    So, the attempt to crowd-fund the purchase of Tolkien's house on Northmoor Road* has fallen through through lack of funding. Their goal was four and a half million pounds but in US money they only got one million dollars pledged out of six million dollar goal. 

    They're currently going with their backup plan of establishing a Tolkien center elsewhere in Oxford which wd offer tours, tea, and talks. The first of these, an online course in writing fantasy, is scheduled for April 20th.

    --John R

    *or to be more accurate, one of Tolkien's houses on Northmoor Road (he'd previously lived next door)

    Thursday, March 25, 2021

     So,  how many copies of THE LORD OF THE RINGS does one man need?

    The answer: apparently, one more:

    --John R. 

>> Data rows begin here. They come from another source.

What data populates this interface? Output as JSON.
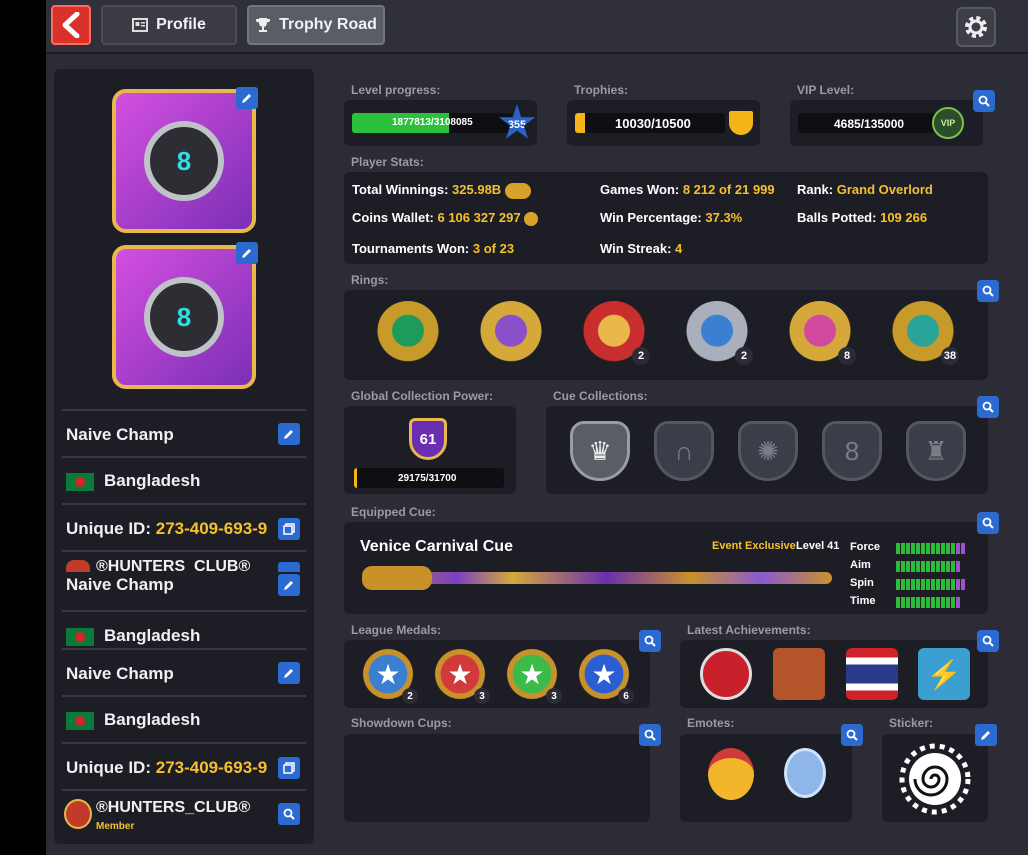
{
  "nav": {
    "profile_label": "Profile",
    "trophy_label": "Trophy Road"
  },
  "left": {
    "entries": [
      {
        "name": "Naive Champ",
        "country": "Bangladesh",
        "uid_label": "Unique ID:",
        "uid": "273-409-693-9",
        "club": "®HUNTERS_CLUB®"
      },
      {
        "name": "Naive Champ",
        "country": "Bangladesh"
      },
      {
        "name": "Naive Champ",
        "country": "Bangladesh",
        "uid_label": "Unique ID:",
        "uid": "273-409-693-9",
        "club": "®HUNTERS_CLUB®",
        "club_role": "Member"
      }
    ]
  },
  "level": {
    "label": "Level progress:",
    "progress_text": "1877813/3108085",
    "progress_fraction": 0.604,
    "level": "355"
  },
  "trophies": {
    "label": "Trophies:",
    "value": "10030/10500",
    "fraction": 0.955
  },
  "vip": {
    "label": "VIP Level:",
    "value": "4685/135000",
    "badge": "VIP"
  },
  "stats": {
    "label": "Player Stats:",
    "total_winnings_label": "Total Winnings:",
    "total_winnings": "325.98B",
    "coins_wallet_label": "Coins Wallet:",
    "coins_wallet": "6 106 327 297",
    "tournaments_label": "Tournaments Won:",
    "tournaments": "3 of 23",
    "games_won_label": "Games Won:",
    "games_won": "8 212 of 21 999",
    "win_pct_label": "Win Percentage:",
    "win_pct": "37.3%",
    "win_streak_label": "Win Streak:",
    "win_streak": "4",
    "rank_label": "Rank:",
    "rank": "Grand Overlord",
    "balls_label": "Balls Potted:",
    "balls": "109 266"
  },
  "rings": {
    "label": "Rings:",
    "items": [
      {
        "count": "",
        "color": "#c79a2a",
        "accent": "#1c9b5a"
      },
      {
        "count": "",
        "color": "#d4a93a",
        "accent": "#8a4fc8"
      },
      {
        "count": "2",
        "color": "#c92e2e",
        "accent": "#e8b84a"
      },
      {
        "count": "2",
        "color": "#a9b0bb",
        "accent": "#3b7fd1"
      },
      {
        "count": "8",
        "color": "#d4a93a",
        "accent": "#d14aa0"
      },
      {
        "count": "38",
        "color": "#c79a2a",
        "accent": "#2aa39a"
      }
    ]
  },
  "collection": {
    "label": "Global Collection Power:",
    "power": "61",
    "progress_text": "29175/31700",
    "progress_fraction": 0.02
  },
  "cue_collections": {
    "label": "Cue Collections:",
    "icons": [
      "♛",
      "∩",
      "✺",
      "8",
      "♜"
    ]
  },
  "equipped": {
    "label": "Equipped Cue:",
    "name": "Venice Carnival Cue",
    "tag": "Event Exclusive",
    "level": "Level 41",
    "stats": [
      {
        "name": "Force",
        "green": 12,
        "purple": 2
      },
      {
        "name": "Aim",
        "green": 12,
        "purple": 1
      },
      {
        "name": "Spin",
        "green": 12,
        "purple": 2
      },
      {
        "name": "Time",
        "green": 12,
        "purple": 1
      }
    ]
  },
  "league": {
    "label": "League Medals:",
    "medals": [
      {
        "count": "2",
        "color": "#3b7fd1"
      },
      {
        "count": "3",
        "color": "#d13a3a"
      },
      {
        "count": "3",
        "color": "#3dbb4a"
      },
      {
        "count": "6",
        "color": "#2b5fd1"
      }
    ]
  },
  "achievements": {
    "label": "Latest Achievements:"
  },
  "showdown": {
    "label": "Showdown Cups:"
  },
  "emotes": {
    "label": "Emotes:"
  },
  "sticker": {
    "label": "Sticker:"
  },
  "colors": {
    "gold": "#f6c02c",
    "accent_blue": "#2b6bd1",
    "bg": "#2b2c35",
    "panel": "#1d1e25"
  }
}
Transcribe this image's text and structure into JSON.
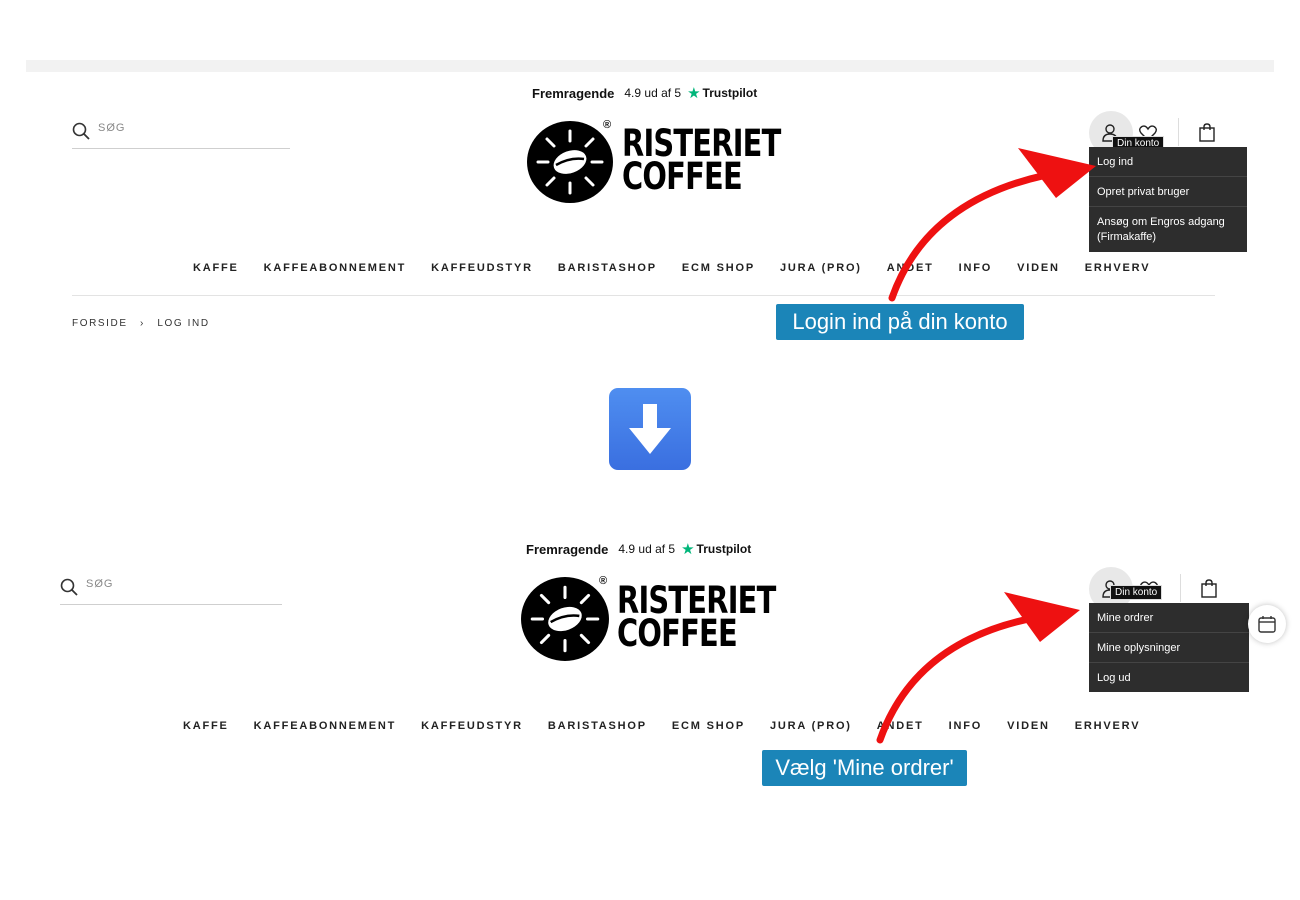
{
  "colors": {
    "callout_bg": "#1b85b8",
    "annotation_arrow": "#ee1111",
    "trustpilot_star": "#00b67a",
    "dropdown_bg": "#2d2d2d",
    "step_arrow": "#3a6fe0"
  },
  "trustpilot": {
    "rating_label": "Fremragende",
    "score": "4.9 ud af 5",
    "brand": "Trustpilot",
    "star_icon": "star-icon"
  },
  "search": {
    "placeholder": "SØG",
    "icon": "search-icon"
  },
  "logo": {
    "line1": "RISTERIET",
    "line2": "COFFEE",
    "registered": "®",
    "emblem_icon": "coffee-bean-sun-icon"
  },
  "nav": [
    "KAFFE",
    "KAFFEABONNEMENT",
    "KAFFEUDSTYR",
    "BARISTASHOP",
    "ECM SHOP",
    "JURA (PRO)",
    "ANDET",
    "INFO",
    "VIDEN",
    "ERHVERV"
  ],
  "breadcrumb": {
    "home": "FORSIDE",
    "separator": "›",
    "current": "LOG IND"
  },
  "header_icons": [
    "user-icon",
    "heart-icon",
    "bag-icon"
  ],
  "step1": {
    "tooltip": "Din konto",
    "menu": [
      "Log ind",
      "Opret privat bruger",
      "Ansøg om Engros adgang (Firmakaffe)"
    ],
    "callout": "Login ind på din konto"
  },
  "step_arrow_icon": "arrow-down-icon",
  "step2": {
    "tooltip": "Din konto",
    "menu": [
      "Mine ordrer",
      "Mine oplysninger",
      "Log ud"
    ],
    "callout": "Vælg 'Mine ordrer'",
    "calendar_icon": "calendar-icon"
  }
}
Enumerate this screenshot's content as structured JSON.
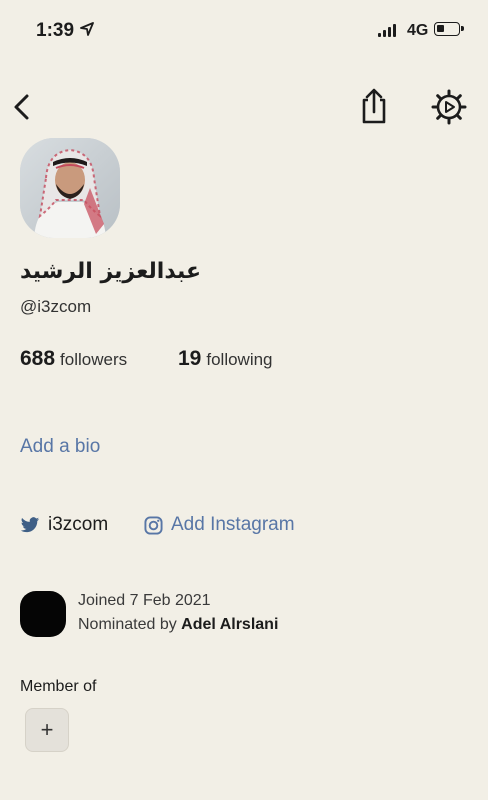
{
  "status_bar": {
    "time": "1:39",
    "network": "4G"
  },
  "profile": {
    "name": "عبدالعزيز الرشيد",
    "handle": "@i3zcom",
    "followers_count": "688",
    "followers_label": "followers",
    "following_count": "19",
    "following_label": "following",
    "bio_link": "Add a bio"
  },
  "social": {
    "twitter": "i3zcom",
    "instagram": "Add Instagram"
  },
  "joined": {
    "joined_text": "Joined 7 Feb 2021",
    "nominated_prefix": "Nominated by",
    "nominated_by": "Adel Alrslani"
  },
  "clubs": {
    "heading": "Member of",
    "add_label": "+"
  },
  "icons": {
    "back": "chevron-left-icon",
    "share": "share-icon",
    "settings": "gear-icon",
    "twitter": "twitter-icon",
    "instagram": "instagram-icon",
    "location": "location-arrow-icon"
  },
  "colors": {
    "background": "#f2efe6",
    "link": "#5876a6"
  }
}
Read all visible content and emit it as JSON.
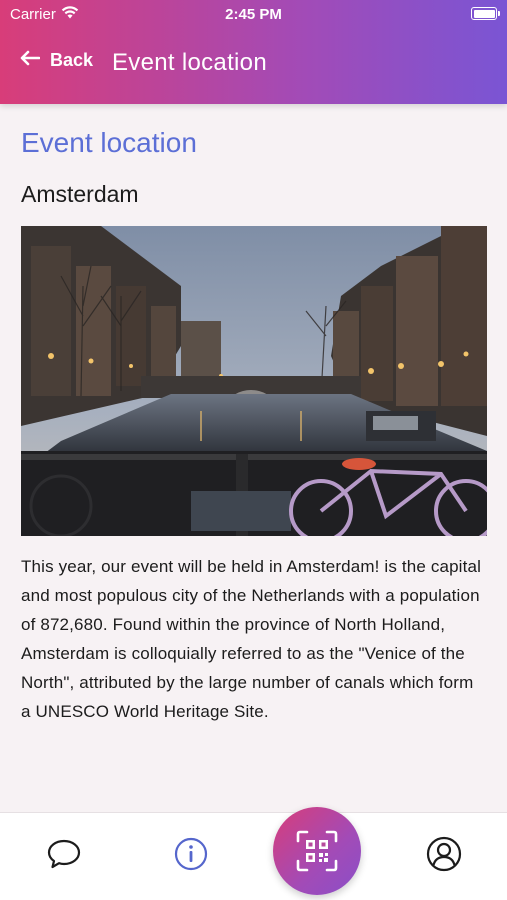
{
  "status_bar": {
    "carrier": "Carrier",
    "time": "2:45 PM"
  },
  "header": {
    "back_label": "Back",
    "title": "Event location"
  },
  "main": {
    "heading": "Event location",
    "city": "Amsterdam",
    "description": "This year, our event will be held in Amsterdam! is the capital and most populous city of the Netherlands with a population of 872,680. Found within the province of North Holland, Amsterdam is colloquially referred to as the \"Venice of the North\", attributed by the large number of canals which form a UNESCO World Heritage Site."
  },
  "tab_bar": {
    "items": [
      {
        "icon": "chat-bubble-icon"
      },
      {
        "icon": "info-icon"
      },
      {
        "icon": "qr-code-icon"
      },
      {
        "icon": "user-icon"
      }
    ]
  },
  "colors": {
    "header_gradient_start": "#d83d79",
    "header_gradient_end": "#7a55d4",
    "heading_accent": "#5c6fd6",
    "info_icon": "#5566cc",
    "background": "#f7f2f4"
  }
}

    So, I've been reading some Kipling and was reminded of W. H. Auden's belief  that history will forgive an author his or her personal failings so long as the work is good.  That seems to run counter to the current milieu. 


     Time  . . .

    Worships language and forgives

    Everyone by whom it lives . . .


    Time with this strange excuse

    Pardoned Kipling and his views

    And will pardon Paul Claudel

    Pardons him for writing well.

                —W. H. Auden, 1939